- People who have the required information aren’t always good at writing
- Utility writing needs to be done quickly and at scale
Humans have improved technology to facilitate better, faster communication for thousands of years. As early as 4000 B.C., people looked for ways to scale their utility writing:
The Uruk archives may reflect a later period when writing “took off” as the need for more permanent accounting practices became evident with the rapid growth of large cities with mixed populations at the end of the fourth millennium B.C.
The advancements in abstraction to create letters over pictographs allowed more complex information to be communicated to more audiences. Paper and ink made it faster to write than carving clay tablets. The year 1440 saw another incredible leap forward with the printing press— suddenly writing could be created at scale.
AI is the aggregation of all of those leaps into one. It can make our utility writing better, faster for less cost.

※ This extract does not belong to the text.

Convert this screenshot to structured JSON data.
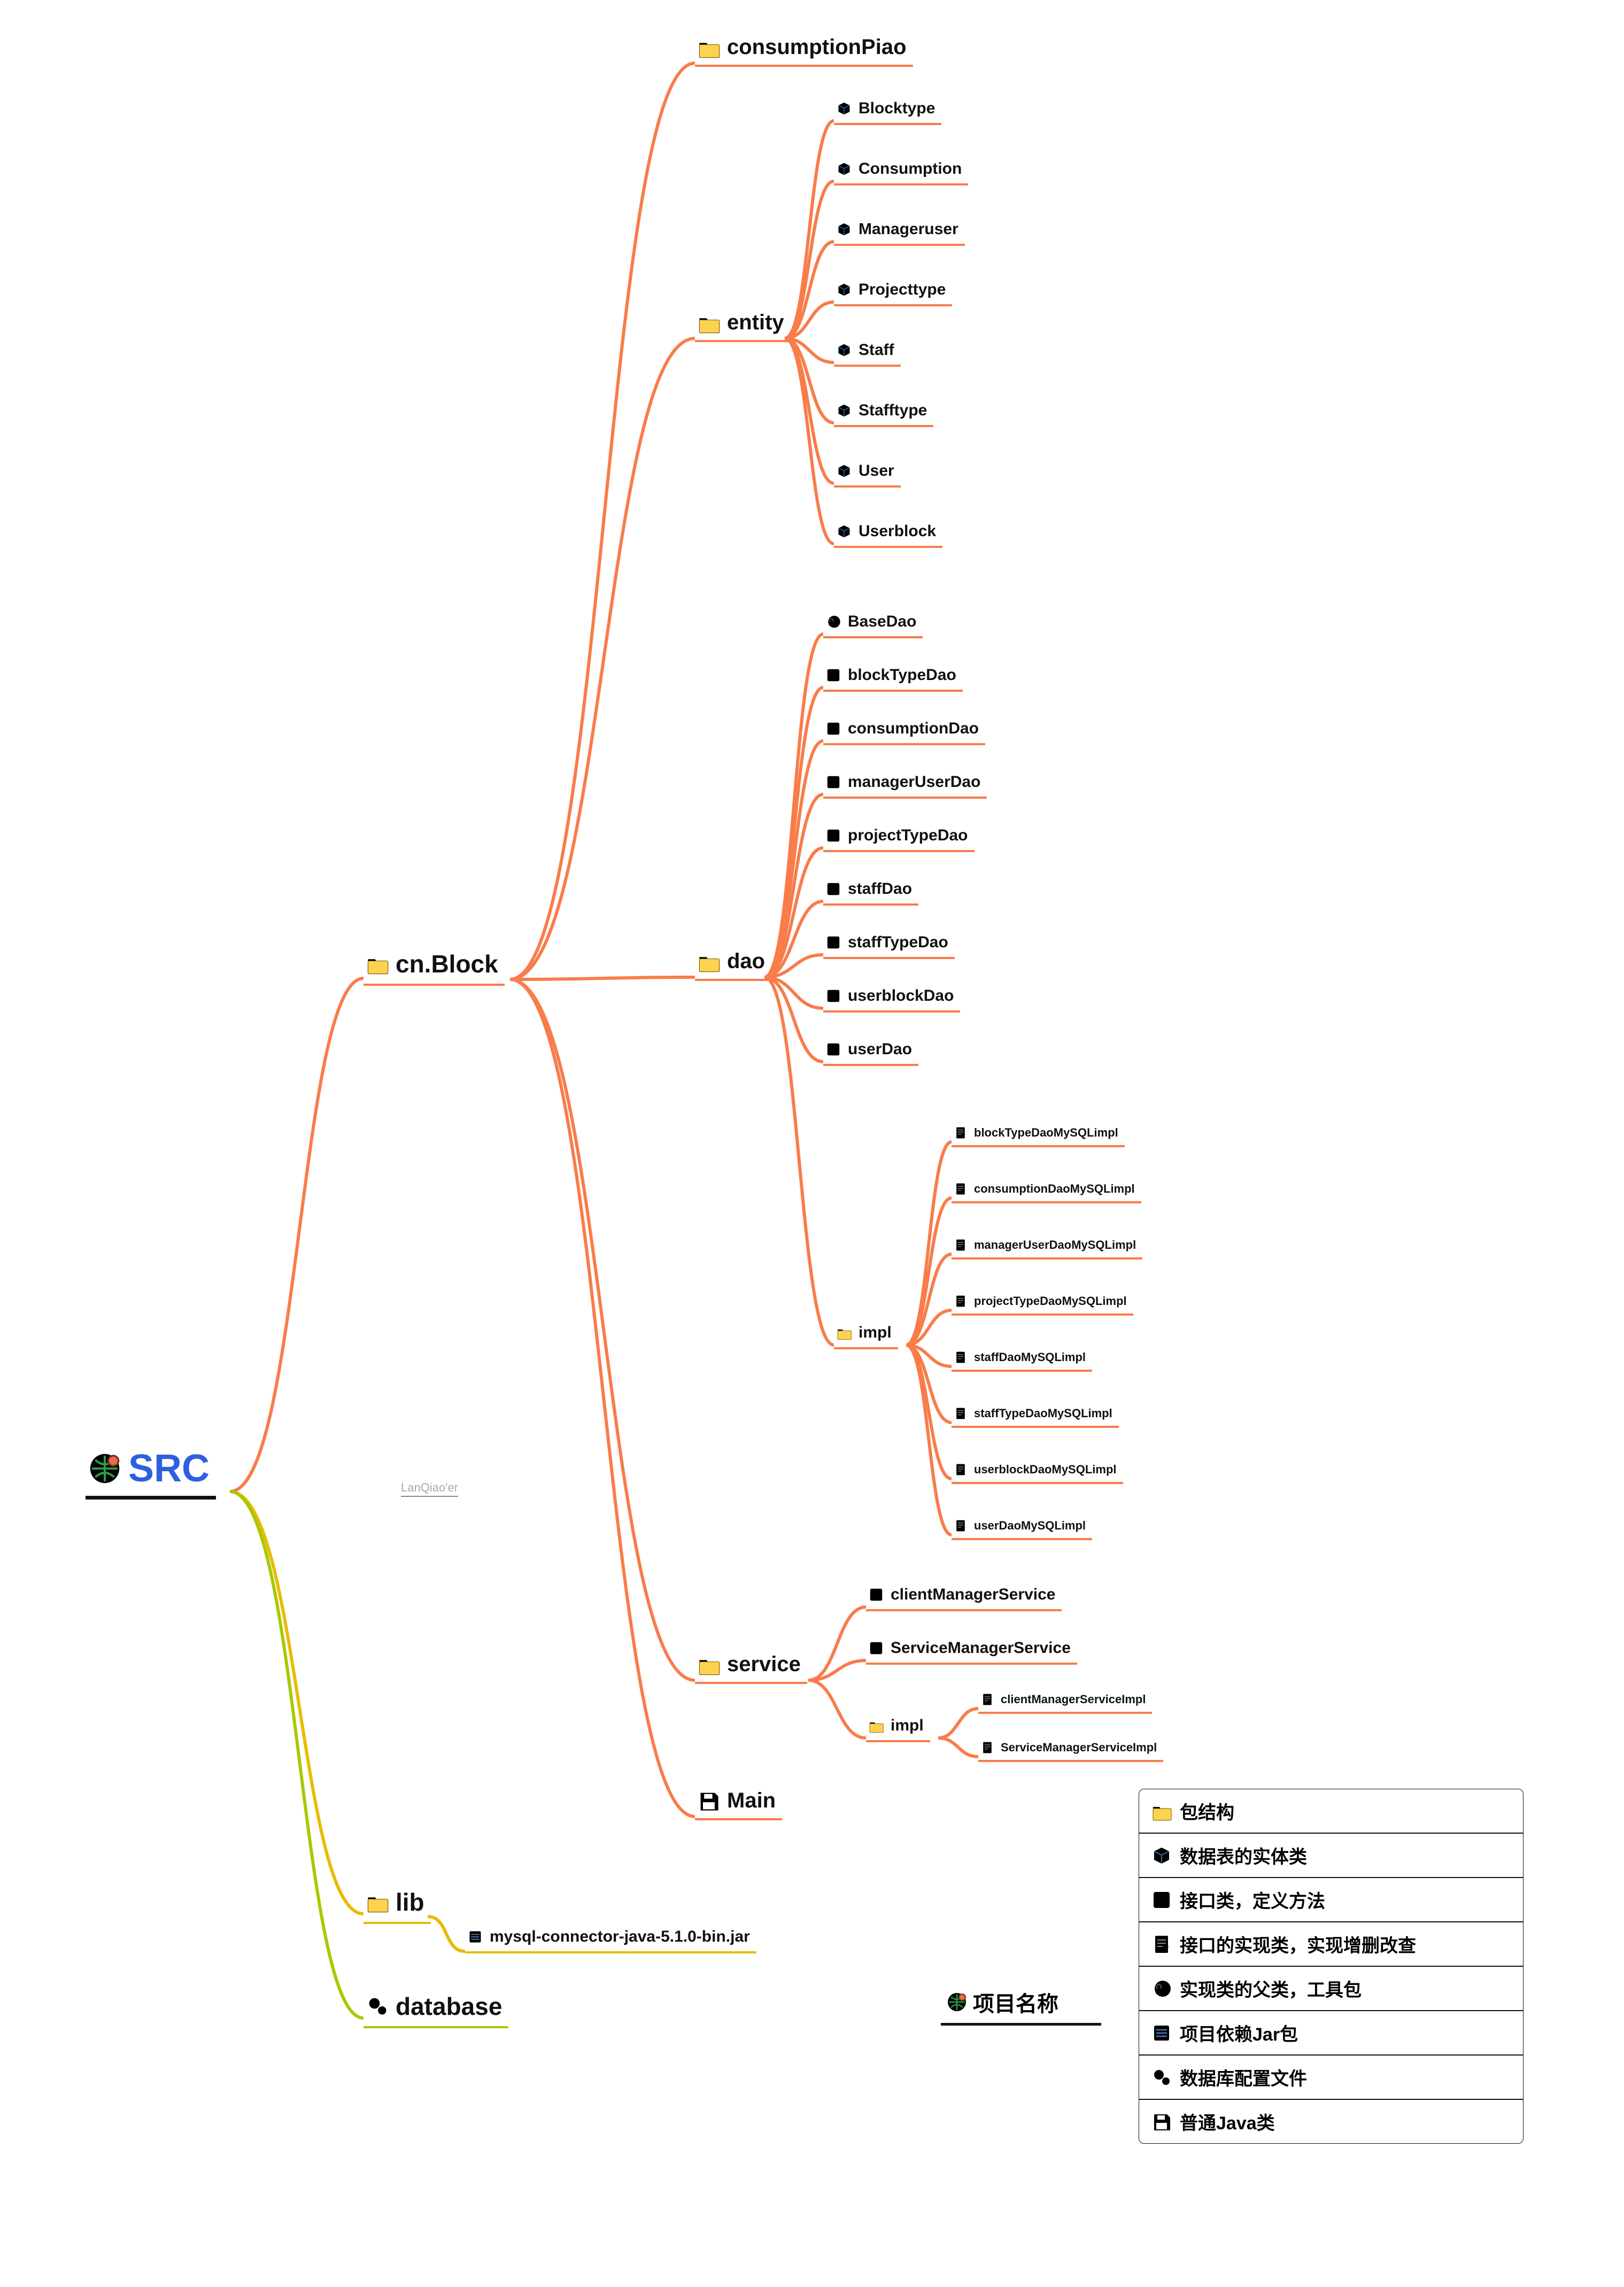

Humans should do creative writing. At the moment I’m writing this, the Writer’s Guild of America is on their longest strike in history over wages. Studios are considering using AI to replace certain writers. This is the wrong use case for AI.
Writing might have been invented for accounting and city signs, but people have been using writing as a creative outlet for thousands of years. AI can be used for idea generation or as an editing assistant, but it should not replace creative writing.